Look through the material below and copy every line containing the word "arrow".

Start of Records to process

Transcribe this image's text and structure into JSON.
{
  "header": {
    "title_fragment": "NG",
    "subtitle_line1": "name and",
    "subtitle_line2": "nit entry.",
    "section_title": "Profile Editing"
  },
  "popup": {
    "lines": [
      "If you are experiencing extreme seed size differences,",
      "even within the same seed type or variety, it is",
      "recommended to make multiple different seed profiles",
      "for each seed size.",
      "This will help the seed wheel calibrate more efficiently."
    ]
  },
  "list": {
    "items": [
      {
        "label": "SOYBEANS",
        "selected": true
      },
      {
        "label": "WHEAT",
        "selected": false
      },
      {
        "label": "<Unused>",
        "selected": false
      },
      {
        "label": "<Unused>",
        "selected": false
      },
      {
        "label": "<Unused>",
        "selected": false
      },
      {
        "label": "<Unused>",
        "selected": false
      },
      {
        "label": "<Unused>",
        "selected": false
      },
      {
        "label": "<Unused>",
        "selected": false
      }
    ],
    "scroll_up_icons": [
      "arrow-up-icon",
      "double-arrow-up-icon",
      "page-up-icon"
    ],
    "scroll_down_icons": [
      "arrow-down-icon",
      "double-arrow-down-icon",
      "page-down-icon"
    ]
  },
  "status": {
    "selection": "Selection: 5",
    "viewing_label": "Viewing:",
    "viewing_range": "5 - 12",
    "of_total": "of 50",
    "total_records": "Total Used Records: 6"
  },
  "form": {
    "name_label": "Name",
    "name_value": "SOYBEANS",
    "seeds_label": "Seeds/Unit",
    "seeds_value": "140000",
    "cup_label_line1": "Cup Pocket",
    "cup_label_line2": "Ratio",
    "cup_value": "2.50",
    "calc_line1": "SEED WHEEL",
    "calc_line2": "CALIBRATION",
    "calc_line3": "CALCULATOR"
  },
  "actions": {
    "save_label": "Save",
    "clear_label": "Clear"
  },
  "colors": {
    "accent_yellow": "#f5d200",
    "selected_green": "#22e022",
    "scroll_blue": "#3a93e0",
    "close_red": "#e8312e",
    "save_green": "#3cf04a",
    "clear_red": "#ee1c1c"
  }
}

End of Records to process

# [Exercise result]
      "arrow-up-icon",
      "double-arrow-up-icon",
      "arrow-down-icon",
      "double-arrow-down-icon",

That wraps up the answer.